I do not mean to be overly simplistic. Obviously other factors than our primitive wiring affect xenophobia. In the case of Germany and France, for example, those two states competed for resources and power, leading them into conflict and stirring up hatred. And this hatred, combined with political and language barriers, was—despite living in close proximity—sufficient to motivate the populations of those two countries to kill one another in huge numbers, just for their sake of identity. Obviously, proximity by itself is not enough to overcome xenophobic hatred. Both groups must see each other, not as competitors, but as collaborators, with something positive to contribute to one another.

As Goethe points out, I think that cuisine has played a surprisingly central role in promoting inter-group harmony. It is said that music is an international language, but I think food and alcohol better deserve that title. Ingredients, dishes, delicacies, gourmet products, and culinary techniques have traveled far and wide. When it comes to fear of foreigners, perhaps our stomach bypasses our brains. Even the most virulent American nationalist, I suspect, enjoys the occasional Chinese take-out. Food is universal; and sharing food, breaking bread together, is a universal sign of peace.

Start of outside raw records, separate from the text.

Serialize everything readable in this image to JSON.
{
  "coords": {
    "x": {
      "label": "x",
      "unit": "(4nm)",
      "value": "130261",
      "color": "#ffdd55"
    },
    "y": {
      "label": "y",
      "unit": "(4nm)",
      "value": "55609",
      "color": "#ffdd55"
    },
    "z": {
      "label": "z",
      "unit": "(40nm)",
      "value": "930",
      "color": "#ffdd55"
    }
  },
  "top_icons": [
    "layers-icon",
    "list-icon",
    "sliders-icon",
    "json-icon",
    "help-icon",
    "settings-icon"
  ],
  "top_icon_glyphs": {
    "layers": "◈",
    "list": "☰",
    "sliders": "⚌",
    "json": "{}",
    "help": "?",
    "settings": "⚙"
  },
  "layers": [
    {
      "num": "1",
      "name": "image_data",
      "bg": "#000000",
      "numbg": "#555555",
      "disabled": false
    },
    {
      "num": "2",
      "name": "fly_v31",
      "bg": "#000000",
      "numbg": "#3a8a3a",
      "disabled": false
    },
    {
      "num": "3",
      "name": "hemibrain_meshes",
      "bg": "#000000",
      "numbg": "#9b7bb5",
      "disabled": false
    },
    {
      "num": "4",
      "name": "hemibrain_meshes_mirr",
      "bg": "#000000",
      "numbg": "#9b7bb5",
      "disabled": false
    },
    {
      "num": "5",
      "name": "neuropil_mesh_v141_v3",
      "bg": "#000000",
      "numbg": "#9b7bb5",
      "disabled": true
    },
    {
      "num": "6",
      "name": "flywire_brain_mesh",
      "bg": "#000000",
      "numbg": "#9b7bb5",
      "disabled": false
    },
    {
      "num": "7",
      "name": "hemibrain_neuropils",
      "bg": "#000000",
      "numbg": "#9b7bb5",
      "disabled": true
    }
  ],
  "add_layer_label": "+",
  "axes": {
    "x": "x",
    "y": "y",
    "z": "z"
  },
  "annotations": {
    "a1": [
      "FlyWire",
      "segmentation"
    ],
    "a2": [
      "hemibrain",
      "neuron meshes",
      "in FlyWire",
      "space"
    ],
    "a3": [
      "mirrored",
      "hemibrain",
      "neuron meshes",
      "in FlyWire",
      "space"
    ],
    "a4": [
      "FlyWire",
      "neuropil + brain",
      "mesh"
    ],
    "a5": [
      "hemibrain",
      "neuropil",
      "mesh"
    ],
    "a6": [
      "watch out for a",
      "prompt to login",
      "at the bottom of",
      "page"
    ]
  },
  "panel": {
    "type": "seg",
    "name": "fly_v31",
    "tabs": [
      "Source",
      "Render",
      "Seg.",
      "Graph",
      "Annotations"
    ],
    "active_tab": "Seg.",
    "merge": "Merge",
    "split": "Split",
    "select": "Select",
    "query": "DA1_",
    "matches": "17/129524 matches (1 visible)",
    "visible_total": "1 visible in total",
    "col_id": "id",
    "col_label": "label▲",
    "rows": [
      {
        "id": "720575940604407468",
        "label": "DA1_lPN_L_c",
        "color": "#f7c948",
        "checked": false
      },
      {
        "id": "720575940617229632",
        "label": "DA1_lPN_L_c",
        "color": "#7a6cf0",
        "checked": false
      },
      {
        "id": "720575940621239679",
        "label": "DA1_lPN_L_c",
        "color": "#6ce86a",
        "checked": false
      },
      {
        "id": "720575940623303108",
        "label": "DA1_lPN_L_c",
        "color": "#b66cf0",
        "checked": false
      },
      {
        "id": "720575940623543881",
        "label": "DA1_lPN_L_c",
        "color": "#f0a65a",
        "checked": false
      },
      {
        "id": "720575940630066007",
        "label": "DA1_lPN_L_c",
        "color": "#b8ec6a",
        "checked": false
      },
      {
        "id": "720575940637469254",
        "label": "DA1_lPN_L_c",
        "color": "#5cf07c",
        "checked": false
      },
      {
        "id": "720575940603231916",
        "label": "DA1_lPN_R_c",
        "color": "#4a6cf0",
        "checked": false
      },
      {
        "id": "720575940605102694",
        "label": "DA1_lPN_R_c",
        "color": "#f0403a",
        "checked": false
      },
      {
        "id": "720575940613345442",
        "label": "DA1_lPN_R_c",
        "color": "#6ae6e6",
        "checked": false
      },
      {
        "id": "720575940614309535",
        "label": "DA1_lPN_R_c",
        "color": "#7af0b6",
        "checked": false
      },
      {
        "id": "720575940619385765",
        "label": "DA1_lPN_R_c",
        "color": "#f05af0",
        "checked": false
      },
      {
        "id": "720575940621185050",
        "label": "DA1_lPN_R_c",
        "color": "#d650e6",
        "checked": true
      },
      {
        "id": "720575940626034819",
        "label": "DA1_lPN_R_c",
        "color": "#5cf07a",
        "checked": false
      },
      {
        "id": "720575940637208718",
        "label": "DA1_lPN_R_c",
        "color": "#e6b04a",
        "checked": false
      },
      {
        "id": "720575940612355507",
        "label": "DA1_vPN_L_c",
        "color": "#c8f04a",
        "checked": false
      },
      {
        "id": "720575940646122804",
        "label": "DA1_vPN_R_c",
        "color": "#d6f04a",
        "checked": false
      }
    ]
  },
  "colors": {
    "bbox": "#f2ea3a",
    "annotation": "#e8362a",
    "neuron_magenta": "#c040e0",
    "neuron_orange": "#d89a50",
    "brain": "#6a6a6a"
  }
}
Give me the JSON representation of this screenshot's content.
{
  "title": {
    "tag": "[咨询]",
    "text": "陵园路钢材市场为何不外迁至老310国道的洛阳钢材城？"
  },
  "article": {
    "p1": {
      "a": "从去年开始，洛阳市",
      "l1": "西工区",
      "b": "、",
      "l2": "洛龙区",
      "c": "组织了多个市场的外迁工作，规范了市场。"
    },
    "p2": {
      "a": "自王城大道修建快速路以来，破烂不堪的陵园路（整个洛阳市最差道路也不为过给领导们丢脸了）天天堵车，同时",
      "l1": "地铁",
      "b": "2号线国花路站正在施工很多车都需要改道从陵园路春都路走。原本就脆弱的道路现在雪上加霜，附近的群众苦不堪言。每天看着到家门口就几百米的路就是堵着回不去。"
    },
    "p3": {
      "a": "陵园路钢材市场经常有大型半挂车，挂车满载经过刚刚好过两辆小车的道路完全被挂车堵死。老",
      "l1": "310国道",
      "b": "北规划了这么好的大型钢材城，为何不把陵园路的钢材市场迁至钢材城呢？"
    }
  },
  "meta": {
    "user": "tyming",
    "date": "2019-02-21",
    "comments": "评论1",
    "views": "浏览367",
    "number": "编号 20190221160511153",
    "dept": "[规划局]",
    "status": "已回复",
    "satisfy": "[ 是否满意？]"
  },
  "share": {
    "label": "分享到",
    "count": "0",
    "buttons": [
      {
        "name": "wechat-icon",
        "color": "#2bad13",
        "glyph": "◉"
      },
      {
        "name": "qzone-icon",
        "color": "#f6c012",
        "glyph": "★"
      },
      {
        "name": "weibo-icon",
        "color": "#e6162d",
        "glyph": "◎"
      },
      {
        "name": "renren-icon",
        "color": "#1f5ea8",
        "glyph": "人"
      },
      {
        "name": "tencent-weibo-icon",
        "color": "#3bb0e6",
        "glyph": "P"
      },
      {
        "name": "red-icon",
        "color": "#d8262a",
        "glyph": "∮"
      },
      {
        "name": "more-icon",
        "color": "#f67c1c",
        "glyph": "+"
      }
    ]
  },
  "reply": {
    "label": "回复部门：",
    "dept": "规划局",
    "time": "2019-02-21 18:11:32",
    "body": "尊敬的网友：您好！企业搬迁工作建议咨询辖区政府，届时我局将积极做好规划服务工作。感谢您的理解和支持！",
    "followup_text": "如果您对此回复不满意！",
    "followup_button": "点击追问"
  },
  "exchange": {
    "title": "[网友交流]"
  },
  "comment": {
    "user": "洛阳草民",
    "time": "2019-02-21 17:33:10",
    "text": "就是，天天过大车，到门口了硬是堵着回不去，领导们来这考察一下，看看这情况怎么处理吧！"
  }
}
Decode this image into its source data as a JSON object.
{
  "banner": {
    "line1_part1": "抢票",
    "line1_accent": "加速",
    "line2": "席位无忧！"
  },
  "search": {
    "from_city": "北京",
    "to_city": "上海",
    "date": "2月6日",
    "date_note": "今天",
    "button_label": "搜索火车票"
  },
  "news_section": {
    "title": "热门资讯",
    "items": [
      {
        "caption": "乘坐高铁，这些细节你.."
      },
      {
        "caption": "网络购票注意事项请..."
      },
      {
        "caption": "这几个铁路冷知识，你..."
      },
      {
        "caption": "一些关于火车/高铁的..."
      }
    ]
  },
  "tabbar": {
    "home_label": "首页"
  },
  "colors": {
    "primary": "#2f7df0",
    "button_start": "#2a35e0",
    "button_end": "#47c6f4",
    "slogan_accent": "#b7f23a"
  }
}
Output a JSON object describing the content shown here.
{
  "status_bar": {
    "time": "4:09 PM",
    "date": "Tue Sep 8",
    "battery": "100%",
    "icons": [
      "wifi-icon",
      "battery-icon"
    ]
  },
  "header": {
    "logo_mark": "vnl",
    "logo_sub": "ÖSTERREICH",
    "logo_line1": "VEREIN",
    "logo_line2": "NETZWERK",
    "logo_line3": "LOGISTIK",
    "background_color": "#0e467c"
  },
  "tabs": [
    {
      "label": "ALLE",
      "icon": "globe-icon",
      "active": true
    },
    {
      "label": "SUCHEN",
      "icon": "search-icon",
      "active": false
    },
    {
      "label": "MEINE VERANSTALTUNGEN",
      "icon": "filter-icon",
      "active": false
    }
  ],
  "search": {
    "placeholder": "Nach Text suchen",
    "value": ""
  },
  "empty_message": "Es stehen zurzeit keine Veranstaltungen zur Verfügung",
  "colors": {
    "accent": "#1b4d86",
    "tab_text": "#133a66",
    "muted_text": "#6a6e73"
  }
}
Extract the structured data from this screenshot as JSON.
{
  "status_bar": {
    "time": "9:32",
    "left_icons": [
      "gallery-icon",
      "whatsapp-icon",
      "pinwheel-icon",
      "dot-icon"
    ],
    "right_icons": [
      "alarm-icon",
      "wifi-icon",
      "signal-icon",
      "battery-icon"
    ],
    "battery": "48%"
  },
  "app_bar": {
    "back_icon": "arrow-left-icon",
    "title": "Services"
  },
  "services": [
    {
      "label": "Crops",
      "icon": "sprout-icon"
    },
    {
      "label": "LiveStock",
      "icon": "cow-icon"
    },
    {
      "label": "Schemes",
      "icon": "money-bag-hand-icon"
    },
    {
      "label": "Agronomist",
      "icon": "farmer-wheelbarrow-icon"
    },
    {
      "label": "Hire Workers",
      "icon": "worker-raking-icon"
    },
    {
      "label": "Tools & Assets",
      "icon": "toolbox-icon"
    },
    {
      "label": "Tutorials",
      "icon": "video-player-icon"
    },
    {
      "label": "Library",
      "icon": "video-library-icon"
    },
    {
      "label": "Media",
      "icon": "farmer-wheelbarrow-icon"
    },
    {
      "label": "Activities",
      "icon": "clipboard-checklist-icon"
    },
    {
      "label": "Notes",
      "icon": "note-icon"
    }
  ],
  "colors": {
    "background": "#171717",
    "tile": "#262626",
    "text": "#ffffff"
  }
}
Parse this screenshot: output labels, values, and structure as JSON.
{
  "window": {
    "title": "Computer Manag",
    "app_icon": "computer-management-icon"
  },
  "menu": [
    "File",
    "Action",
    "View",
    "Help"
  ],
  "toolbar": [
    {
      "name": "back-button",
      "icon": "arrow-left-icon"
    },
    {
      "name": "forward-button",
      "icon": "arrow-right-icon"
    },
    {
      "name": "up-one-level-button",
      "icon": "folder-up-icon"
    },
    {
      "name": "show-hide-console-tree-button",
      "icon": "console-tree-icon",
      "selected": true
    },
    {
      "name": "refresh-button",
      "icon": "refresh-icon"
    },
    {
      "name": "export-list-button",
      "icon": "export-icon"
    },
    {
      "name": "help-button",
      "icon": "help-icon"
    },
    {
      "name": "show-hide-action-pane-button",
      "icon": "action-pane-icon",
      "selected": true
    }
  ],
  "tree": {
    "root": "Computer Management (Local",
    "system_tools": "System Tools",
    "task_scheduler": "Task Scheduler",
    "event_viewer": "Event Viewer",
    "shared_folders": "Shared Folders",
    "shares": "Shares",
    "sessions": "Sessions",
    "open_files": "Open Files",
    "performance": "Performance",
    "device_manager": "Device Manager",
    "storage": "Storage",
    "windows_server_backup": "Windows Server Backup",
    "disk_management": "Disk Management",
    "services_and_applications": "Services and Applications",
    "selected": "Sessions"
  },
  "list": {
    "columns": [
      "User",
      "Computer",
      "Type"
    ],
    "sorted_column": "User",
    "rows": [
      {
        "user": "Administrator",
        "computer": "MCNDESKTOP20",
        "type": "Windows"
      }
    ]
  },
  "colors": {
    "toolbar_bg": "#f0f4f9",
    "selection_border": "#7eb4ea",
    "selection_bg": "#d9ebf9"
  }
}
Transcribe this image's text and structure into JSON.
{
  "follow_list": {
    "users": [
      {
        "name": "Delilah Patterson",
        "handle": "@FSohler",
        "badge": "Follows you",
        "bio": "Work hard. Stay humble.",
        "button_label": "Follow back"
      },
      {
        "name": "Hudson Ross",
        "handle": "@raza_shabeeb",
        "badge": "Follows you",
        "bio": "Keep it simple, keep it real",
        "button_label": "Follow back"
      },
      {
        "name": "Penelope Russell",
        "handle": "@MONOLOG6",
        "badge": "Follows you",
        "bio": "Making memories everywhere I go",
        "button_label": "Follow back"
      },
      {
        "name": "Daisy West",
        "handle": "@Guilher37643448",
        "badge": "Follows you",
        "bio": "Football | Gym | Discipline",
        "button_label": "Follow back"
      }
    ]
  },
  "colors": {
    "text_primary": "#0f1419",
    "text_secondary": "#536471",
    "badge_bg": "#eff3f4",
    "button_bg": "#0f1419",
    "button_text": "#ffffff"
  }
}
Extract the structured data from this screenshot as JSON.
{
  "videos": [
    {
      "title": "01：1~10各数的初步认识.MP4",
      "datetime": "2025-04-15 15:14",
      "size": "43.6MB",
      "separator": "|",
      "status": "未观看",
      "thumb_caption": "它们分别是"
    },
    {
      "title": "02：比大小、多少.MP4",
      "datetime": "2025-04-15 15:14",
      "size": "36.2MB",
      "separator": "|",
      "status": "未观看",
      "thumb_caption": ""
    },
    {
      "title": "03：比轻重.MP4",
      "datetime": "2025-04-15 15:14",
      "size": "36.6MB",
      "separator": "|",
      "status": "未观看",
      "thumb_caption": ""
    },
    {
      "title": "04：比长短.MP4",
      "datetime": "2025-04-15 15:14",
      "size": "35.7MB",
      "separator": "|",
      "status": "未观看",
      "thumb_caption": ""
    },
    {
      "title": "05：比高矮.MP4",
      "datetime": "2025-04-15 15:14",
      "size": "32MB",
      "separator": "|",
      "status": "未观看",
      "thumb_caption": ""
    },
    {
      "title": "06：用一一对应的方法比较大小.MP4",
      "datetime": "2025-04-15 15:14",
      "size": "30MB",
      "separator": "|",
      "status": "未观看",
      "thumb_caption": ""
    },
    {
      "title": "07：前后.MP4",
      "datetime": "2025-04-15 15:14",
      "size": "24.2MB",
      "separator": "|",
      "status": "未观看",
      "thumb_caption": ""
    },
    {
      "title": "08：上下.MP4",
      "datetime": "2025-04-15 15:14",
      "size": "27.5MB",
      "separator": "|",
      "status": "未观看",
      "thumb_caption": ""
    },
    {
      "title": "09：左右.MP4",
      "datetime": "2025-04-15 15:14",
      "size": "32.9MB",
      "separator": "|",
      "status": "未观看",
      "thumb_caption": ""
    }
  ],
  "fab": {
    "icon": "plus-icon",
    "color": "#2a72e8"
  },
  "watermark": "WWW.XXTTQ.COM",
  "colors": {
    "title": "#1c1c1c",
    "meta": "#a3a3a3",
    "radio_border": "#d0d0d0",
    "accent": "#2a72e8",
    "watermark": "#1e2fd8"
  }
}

In the heady days of Trump’s campaign, one of his supporters, Marco Gutierez, warned that, if the Mexicans weren’t pushed out, there would be “a taco truck on every corner.” Perhaps this is exactly what we need, as attacks on immigrants’ rights increase daily.